TASK ITEM: Could you retype every line of the data underneath without altering anything?

Page and application data records:
--- START ---
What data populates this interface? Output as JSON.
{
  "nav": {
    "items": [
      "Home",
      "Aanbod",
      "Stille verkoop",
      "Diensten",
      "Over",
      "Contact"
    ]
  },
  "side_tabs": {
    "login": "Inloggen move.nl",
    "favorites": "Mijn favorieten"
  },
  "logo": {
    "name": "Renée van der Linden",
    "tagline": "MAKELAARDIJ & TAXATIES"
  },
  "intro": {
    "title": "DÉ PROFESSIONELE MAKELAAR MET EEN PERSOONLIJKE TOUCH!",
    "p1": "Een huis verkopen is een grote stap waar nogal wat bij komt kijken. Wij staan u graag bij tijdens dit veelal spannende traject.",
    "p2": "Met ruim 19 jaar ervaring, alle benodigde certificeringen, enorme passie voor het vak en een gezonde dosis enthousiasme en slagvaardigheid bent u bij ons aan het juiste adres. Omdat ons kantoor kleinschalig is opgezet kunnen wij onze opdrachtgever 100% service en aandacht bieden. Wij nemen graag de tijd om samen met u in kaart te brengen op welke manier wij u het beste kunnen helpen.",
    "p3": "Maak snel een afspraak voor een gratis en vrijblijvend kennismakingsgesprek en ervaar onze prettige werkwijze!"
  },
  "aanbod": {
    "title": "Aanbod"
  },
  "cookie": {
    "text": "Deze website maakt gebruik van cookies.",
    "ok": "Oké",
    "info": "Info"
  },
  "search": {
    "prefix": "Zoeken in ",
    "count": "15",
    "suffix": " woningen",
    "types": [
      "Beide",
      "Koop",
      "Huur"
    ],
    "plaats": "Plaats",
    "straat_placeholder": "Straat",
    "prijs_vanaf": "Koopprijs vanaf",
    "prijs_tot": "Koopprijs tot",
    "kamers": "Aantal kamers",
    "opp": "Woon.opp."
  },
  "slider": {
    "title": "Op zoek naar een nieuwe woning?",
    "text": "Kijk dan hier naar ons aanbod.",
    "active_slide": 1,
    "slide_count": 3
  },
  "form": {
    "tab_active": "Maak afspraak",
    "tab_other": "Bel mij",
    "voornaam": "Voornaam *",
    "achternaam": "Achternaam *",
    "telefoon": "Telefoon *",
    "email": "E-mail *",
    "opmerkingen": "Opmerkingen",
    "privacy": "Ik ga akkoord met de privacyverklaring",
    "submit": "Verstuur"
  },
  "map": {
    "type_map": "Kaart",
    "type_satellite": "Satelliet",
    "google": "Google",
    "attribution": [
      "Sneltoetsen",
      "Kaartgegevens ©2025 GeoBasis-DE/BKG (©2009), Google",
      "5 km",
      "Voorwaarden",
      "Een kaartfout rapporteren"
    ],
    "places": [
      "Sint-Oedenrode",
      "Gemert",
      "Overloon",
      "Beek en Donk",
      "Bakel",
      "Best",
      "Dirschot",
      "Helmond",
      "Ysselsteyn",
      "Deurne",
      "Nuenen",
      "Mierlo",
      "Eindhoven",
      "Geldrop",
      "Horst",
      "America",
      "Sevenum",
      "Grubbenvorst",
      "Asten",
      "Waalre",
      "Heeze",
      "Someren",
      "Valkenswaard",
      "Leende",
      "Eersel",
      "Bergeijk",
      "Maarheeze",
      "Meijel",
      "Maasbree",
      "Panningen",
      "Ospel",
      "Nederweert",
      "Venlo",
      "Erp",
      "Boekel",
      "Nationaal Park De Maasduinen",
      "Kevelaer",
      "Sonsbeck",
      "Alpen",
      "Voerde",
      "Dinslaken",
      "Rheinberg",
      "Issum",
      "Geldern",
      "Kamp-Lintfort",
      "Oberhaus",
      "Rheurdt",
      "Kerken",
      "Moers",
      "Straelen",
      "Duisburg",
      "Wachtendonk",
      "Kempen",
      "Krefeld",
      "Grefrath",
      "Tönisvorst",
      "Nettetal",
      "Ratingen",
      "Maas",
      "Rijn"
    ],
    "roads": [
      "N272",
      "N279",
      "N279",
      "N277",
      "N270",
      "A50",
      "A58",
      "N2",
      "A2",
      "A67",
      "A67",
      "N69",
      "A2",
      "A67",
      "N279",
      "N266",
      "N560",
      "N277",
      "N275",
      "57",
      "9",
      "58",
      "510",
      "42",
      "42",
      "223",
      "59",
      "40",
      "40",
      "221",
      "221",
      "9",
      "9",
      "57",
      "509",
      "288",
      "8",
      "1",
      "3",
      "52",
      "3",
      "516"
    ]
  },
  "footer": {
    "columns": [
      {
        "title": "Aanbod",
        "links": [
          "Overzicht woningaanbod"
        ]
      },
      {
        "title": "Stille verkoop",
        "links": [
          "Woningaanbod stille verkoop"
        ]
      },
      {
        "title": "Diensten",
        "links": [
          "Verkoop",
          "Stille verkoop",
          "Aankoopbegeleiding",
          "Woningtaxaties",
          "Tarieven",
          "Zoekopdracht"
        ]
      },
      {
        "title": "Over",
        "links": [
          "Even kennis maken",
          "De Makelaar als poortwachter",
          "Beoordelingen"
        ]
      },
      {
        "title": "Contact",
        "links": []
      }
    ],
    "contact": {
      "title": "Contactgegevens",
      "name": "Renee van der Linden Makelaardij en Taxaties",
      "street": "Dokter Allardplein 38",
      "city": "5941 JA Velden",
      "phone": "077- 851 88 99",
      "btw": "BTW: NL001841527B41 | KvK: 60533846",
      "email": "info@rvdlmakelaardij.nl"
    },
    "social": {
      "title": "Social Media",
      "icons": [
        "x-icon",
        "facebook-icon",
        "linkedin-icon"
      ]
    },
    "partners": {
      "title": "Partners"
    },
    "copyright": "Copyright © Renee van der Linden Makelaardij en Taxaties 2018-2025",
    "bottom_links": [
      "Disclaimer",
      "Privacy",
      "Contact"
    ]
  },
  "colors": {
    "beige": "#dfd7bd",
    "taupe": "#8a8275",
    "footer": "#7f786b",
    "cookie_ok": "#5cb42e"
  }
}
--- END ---
RESPONSE:
What data populates this interface? Output as JSON.
{
  "nav": {
    "items": [
      "Home",
      "Aanbod",
      "Stille verkoop",
      "Diensten",
      "Over",
      "Contact"
    ]
  },
  "side_tabs": {
    "login": "Inloggen move.nl",
    "favorites": "Mijn favorieten"
  },
  "logo": {
    "name": "Renée van der Linden",
    "tagline": "MAKELAARDIJ & TAXATIES"
  },
  "intro": {
    "title": "DÉ PROFESSIONELE MAKELAAR MET EEN PERSOONLIJKE TOUCH!",
    "p1": "Een huis verkopen is een grote stap waar nogal wat bij komt kijken. Wij staan u graag bij tijdens dit veelal spannende traject.",
    "p2": "Met ruim 19 jaar ervaring, alle benodigde certificeringen, enorme passie voor het vak en een gezonde dosis enthousiasme en slagvaardigheid bent u bij ons aan het juiste adres. Omdat ons kantoor kleinschalig is opgezet kunnen wij onze opdrachtgever 100% service en aandacht bieden. Wij nemen graag de tijd om samen met u in kaart te brengen op welke manier wij u het beste kunnen helpen.",
    "p3": "Maak snel een afspraak voor een gratis en vrijblijvend kennismakingsgesprek en ervaar onze prettige werkwijze!"
  },
  "aanbod": {
    "title": "Aanbod"
  },
  "cookie": {
    "text": "Deze website maakt gebruik van cookies.",
    "ok": "Oké",
    "info": "Info"
  },
  "search": {
    "prefix": "Zoeken in ",
    "count": "15",
    "suffix": " woningen",
    "types": [
      "Beide",
      "Koop",
      "Huur"
    ],
    "plaats": "Plaats",
    "straat_placeholder": "Straat",
    "prijs_vanaf": "Koopprijs vanaf",
    "prijs_tot": "Koopprijs tot",
    "kamers": "Aantal kamers",
    "opp": "Woon.opp."
  },
  "slider": {
    "title": "Op zoek naar een nieuwe woning?",
    "text": "Kijk dan hier naar ons aanbod.",
    "active_slide": 1,
    "slide_count": 3
  },
  "form": {
    "tab_active": "Maak afspraak",
    "tab_other": "Bel mij",
    "voornaam": "Voornaam *",
    "achternaam": "Achternaam *",
    "telefoon": "Telefoon *",
    "email": "E-mail *",
    "opmerkingen": "Opmerkingen",
    "privacy": "Ik ga akkoord met de privacyverklaring",
    "submit": "Verstuur"
  },
  "map": {
    "type_map": "Kaart",
    "type_satellite": "Satelliet",
    "google": "Google",
    "attribution": [
      "Sneltoetsen",
      "Kaartgegevens ©2025 GeoBasis-DE/BKG (©2009), Google",
      "5 km",
      "Voorwaarden",
      "Een kaartfout rapporteren"
    ],
    "places": [
      "Sint-Oedenrode",
      "Gemert",
      "Overloon",
      "Beek en Donk",
      "Bakel",
      "Best",
      "Dirschot",
      "Helmond",
      "Ysselsteyn",
      "Deurne",
      "Nuenen",
      "Mierlo",
      "Eindhoven",
      "Geldrop",
      "Horst",
      "America",
      "Sevenum",
      "Grubbenvorst",
      "Asten",
      "Waalre",
      "Heeze",
      "Someren",
      "Valkenswaard",
      "Leende",
      "Eersel",
      "Bergeijk",
      "Maarheeze",
      "Meijel",
      "Maasbree",
      "Panningen",
      "Ospel",
      "Nederweert",
      "Venlo",
      "Erp",
      "Boekel",
      "Nationaal Park De Maasduinen",
      "Kevelaer",
      "Sonsbeck",
      "Alpen",
      "Voerde",
      "Dinslaken",
      "Rheinberg",
      "Issum",
      "Geldern",
      "Kamp-Lintfort",
      "Oberhaus",
      "Rheurdt",
      "Kerken",
      "Moers",
      "Straelen",
      "Duisburg",
      "Wachtendonk",
      "Kempen",
      "Krefeld",
      "Grefrath",
      "Tönisvorst",
      "Nettetal",
      "Ratingen",
      "Maas",
      "Rijn"
    ],
    "roads": [
      "N272",
      "N279",
      "N279",
      "N277",
      "N270",
      "A50",
      "A58",
      "N2",
      "A2",
      "A67",
      "A67",
      "N69",
      "A2",
      "A67",
      "N279",
      "N266",
      "N560",
      "N277",
      "N275",
      "57",
      "9",
      "58",
      "510",
      "42",
      "42",
      "223",
      "59",
      "40",
      "40",
      "221",
      "221",
      "9",
      "9",
      "57",
      "509",
      "288",
      "8",
      "1",
      "3",
      "52",
      "3",
      "516"
    ]
  },
  "footer": {
    "columns": [
      {
        "title": "Aanbod",
        "links": [
          "Overzicht woningaanbod"
        ]
      },
      {
        "title": "Stille verkoop",
        "links": [
          "Woningaanbod stille verkoop"
        ]
      },
      {
        "title": "Diensten",
        "links": [
          "Verkoop",
          "Stille verkoop",
          "Aankoopbegeleiding",
          "Woningtaxaties",
          "Tarieven",
          "Zoekopdracht"
        ]
      },
      {
        "title": "Over",
        "links": [
          "Even kennis maken",
          "De Makelaar als poortwachter",
          "Beoordelingen"
        ]
      },
      {
        "title": "Contact",
        "links": []
      }
    ],
    "contact": {
      "title": "Contactgegevens",
      "name": "Renee van der Linden Makelaardij en Taxaties",
      "street": "Dokter Allardplein 38",
      "city": "5941 JA Velden",
      "phone": "077- 851 88 99",
      "btw": "BTW: NL001841527B41 | KvK: 60533846",
      "email": "info@rvdlmakelaardij.nl"
    },
    "social": {
      "title": "Social Media",
      "icons": [
        "x-icon",
        "facebook-icon",
        "linkedin-icon"
      ]
    },
    "partners": {
      "title": "Partners"
    },
    "copyright": "Copyright © Renee van der Linden Makelaardij en Taxaties 2018-2025",
    "bottom_links": [
      "Disclaimer",
      "Privacy",
      "Contact"
    ]
  },
  "colors": {
    "beige": "#dfd7bd",
    "taupe": "#8a8275",
    "footer": "#7f786b",
    "cookie_ok": "#5cb42e"
  }
}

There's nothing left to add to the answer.